- Area: Humanities
- Program: Philosophy
- Type of Writing: Essay (Explorative)
- Course Level: 1000
- English Speaking Nativeness: Non-Native
- Year: 2018
- Paper ID: H.P.E.1.N.2.1
Your Knowledge is Your Reality
One of the most influential philosophers in history was Plato, and he played an important role in discussions about what is considered “real” in the natural world and what is “reality”. He combined ideas from rationalism (belief on theories) and empiricism (belief on experiences) to answer the questions about “real and reality”. He believed that forms and shapes (physical things) are not real; the reality is only in our mind, so our ideas are real. He was known for use allegories and metaphors to exemplify his ideas, and the most famous one was the Allegory of the Cave. “The allegory communicates in rich and symbolic terms the journey through the various stages of knowledge, which echo the metaphysical and epistemological structure of the Divided Line analogy.(1)”
One of the versions of the Allegory of the Cave was basically the story of a group of people that was living in that cave for a long time. These people were chained in front of a blank wall and the only things they could see were shadows on the wall, resulted from other people passing in front of a flame of fire in the back of the cave. They had no idea of what the shadows were; the only thing they knew was the shape of the shadows. One day, someone from outside of the cave came and unchained one of those prisoners so he could get out of the cave and the person accepted the challenge. This person was able to know a whole new world and he felt he should tell the others from the cave how worthwhile that new world was and that they should see that with their own eyes. In contrary to what he thought, those people did not believe him, they thought he was crazy and they even wanted to kill him because of those crazy ideas he had brought to the cave. Then, people from the cave asked him about the shadows, but he could not see the shadows so clearly anymore, because his eyes were already used to the clarity more than to the darkness. As a result, people did not want to take the risk of leaving the cave the way that person had done. “What is “real”? How do you define “real”? If you are talking about what you can feel, what you can smell, what you can taste and see, then “real” is simply electrical signals interpreted by your brain.(2)”
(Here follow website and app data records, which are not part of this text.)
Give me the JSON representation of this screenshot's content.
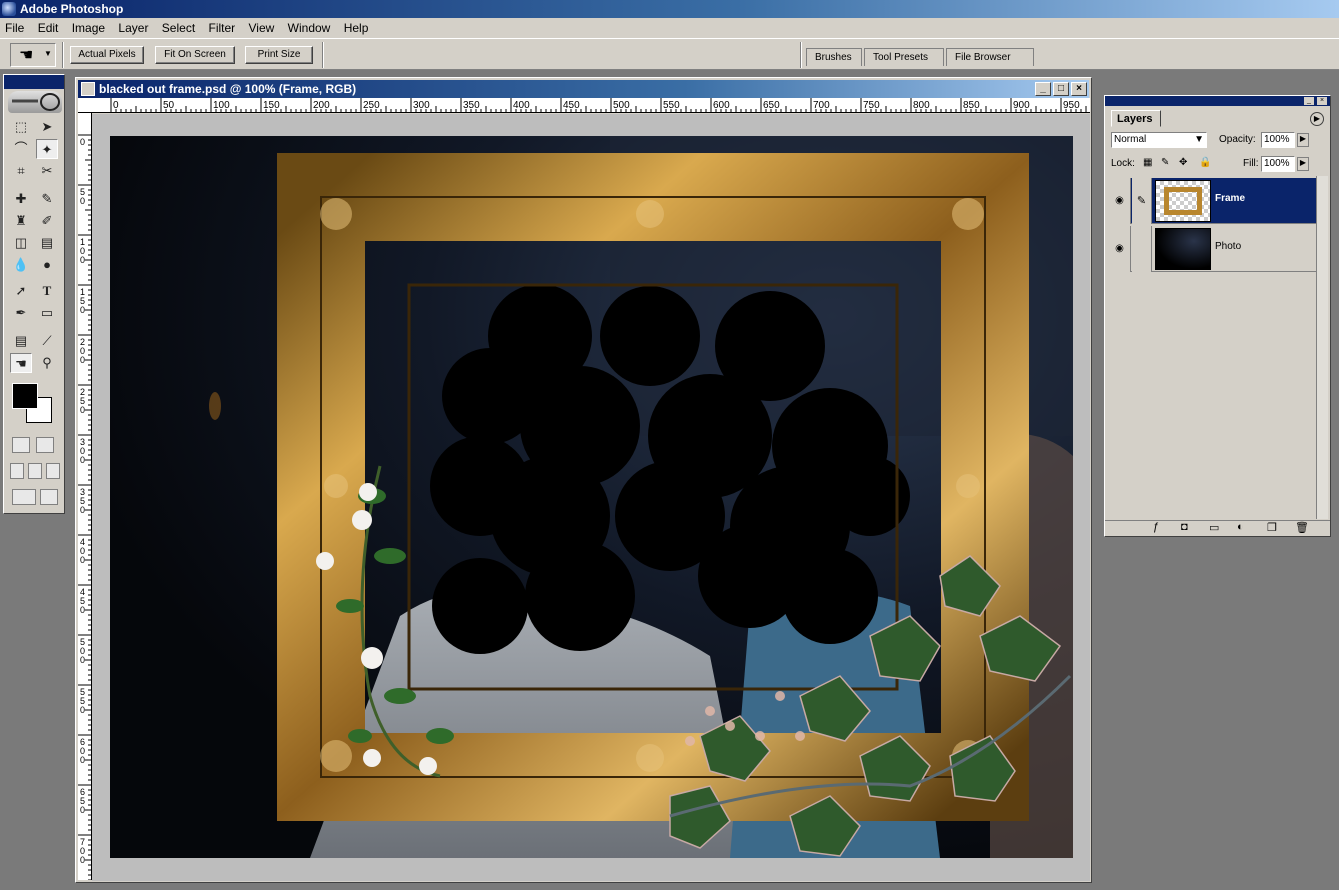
{
  "app": {
    "title": "Adobe Photoshop"
  },
  "menu": [
    "File",
    "Edit",
    "Image",
    "Layer",
    "Select",
    "Filter",
    "View",
    "Window",
    "Help"
  ],
  "options_bar": {
    "actual_pixels": "Actual Pixels",
    "fit_on_screen": "Fit On Screen",
    "print_size": "Print Size"
  },
  "palette_well": {
    "tabs": [
      "Brushes",
      "Tool Presets",
      "File Browser"
    ]
  },
  "document": {
    "title": "blacked out frame.psd @ 100% (Frame, RGB)",
    "ruler_h": [
      "0",
      "50",
      "100",
      "150",
      "200",
      "250",
      "300",
      "350",
      "400",
      "450",
      "500",
      "550",
      "600",
      "650",
      "700",
      "750",
      "800",
      "850",
      "900",
      "950"
    ],
    "ruler_v": [
      "0",
      "50",
      "100",
      "150",
      "200",
      "250",
      "300",
      "350",
      "400",
      "450",
      "500",
      "550",
      "600",
      "650",
      "700"
    ]
  },
  "layers_palette": {
    "tab": "Layers",
    "blend_mode": "Normal",
    "opacity_label": "Opacity:",
    "opacity_value": "100%",
    "lock_label": "Lock:",
    "fill_label": "Fill:",
    "fill_value": "100%",
    "layers": [
      {
        "name": "Frame",
        "selected": true
      },
      {
        "name": "Photo",
        "selected": false
      }
    ]
  },
  "colors": {
    "title_bar": "#0a246a",
    "chrome": "#d4d0c8",
    "workspace": "#7a7a7a",
    "frame_gold": "#b8862e",
    "ivy_green": "#2f5a2c"
  },
  "icons": [
    "hand-icon",
    "marquee-icon",
    "move-icon",
    "lasso-icon",
    "magic-wand-icon",
    "crop-icon",
    "slice-icon",
    "healing-icon",
    "brush-icon",
    "stamp-icon",
    "history-brush-icon",
    "eraser-icon",
    "gradient-icon",
    "blur-icon",
    "dodge-icon",
    "path-select-icon",
    "type-icon",
    "pen-icon",
    "shape-icon",
    "notes-icon",
    "eyedropper-icon",
    "zoom-icon",
    "eye-icon",
    "brush-link-icon"
  ]
}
This allegory can be interpreted in a lot of different ways, because there is no specific interpretation for the elements of the story. One of the discussions is about how the allegory can represent Christianity; the cave would be the life without Jesus Christ, the outside of the cave would be the life after knowing about Jesus Christ; the person who came from the outside is someone that knew Jesus and how good life was after knowing him, so the person is someone who wants to free the others by taking them to the path God wants them to be in; the person who accepted the challenge was someone unsatisfied with his life inside the cave and he wanted some change; and the other people were just afraid of the unknown and they preferred to stay in their comfort zone in the life they were used to.
Another way to look at this allegory was interpreting it as the cave and the outside of the cave being two opposite ideas; people from the cave had a limited vision about life, because the elements inside the cave were limited, so they had limited knowledge; people who experienced the environment out of the cave were more open minded, because they now had two points of view about reality and they could then choose which one was better and which one was the reality about their world. This idea was strongly used in the movie The Matrix when the character Neo (Keanu Reeves) was shown the reality in a simulator by Morpheus (Laurence Fishburne); “Most of these people are not ready to be unplugged, […] and most of them are hopelessly dependent on the system that they will fight to protect it.(3)”
Applying the idea of the allegory in the movie The Matrix, the cave would be the Matrix (the limited world thought to be real) and the outside of the cave would be the real world; Neo would be one of those prisoners from the cave and Morpheus would be the one to rescue Neo from the imaginary world. This idea can even be applied nowadays if we think about the role media plays in people’s lives, because people see what is shown to them and only a few people try to look for the reality about the world, only a few people want to get out from the comfort zone and try to see something different, other points of view of the same subject; that is why who do not look for answers other than what the media shows, have trapped mind, they become prisoners of a limited knowledge about what happen around them, the truth about the world they live.
That is why it is so important to think “out of the box”, to think bigger, because the possibilities outside of the cave are infinite. Breaking out is necessary for everyone’s growth, mostly mentally growth, but it is not an easy thing to do; to break out and go into a new idea the person needs to want knowledge, he needs to desire to be educated about that new possibilities available for him, and the process of being educated is a really hard one. “Education then is the art of doing this very thing, this turning around, the knowledge of how the soul can most easily and most effectively be turned around; it is not the art of putting the capacity of sight into the soul; the soul possesses that already but it is not turned the right way or looking where it should.(4)”
The process of the education used to break out in the Allegory of the Cave is about the understanding where you are and where you want to be if you have more knowledge; it is about not letting only one source (for example media) take care of everything you know, take your options away. Your knowledge demands your reality, because your reality is in your mind.
1 Philosophy book “The Philosopher’s Way” by Chaffee – page 236
2 Movie “The Matrix”
3 Movie “The Matrix”
4 Philosophy book “The Philosopher’s Way” by Chaffee – page 240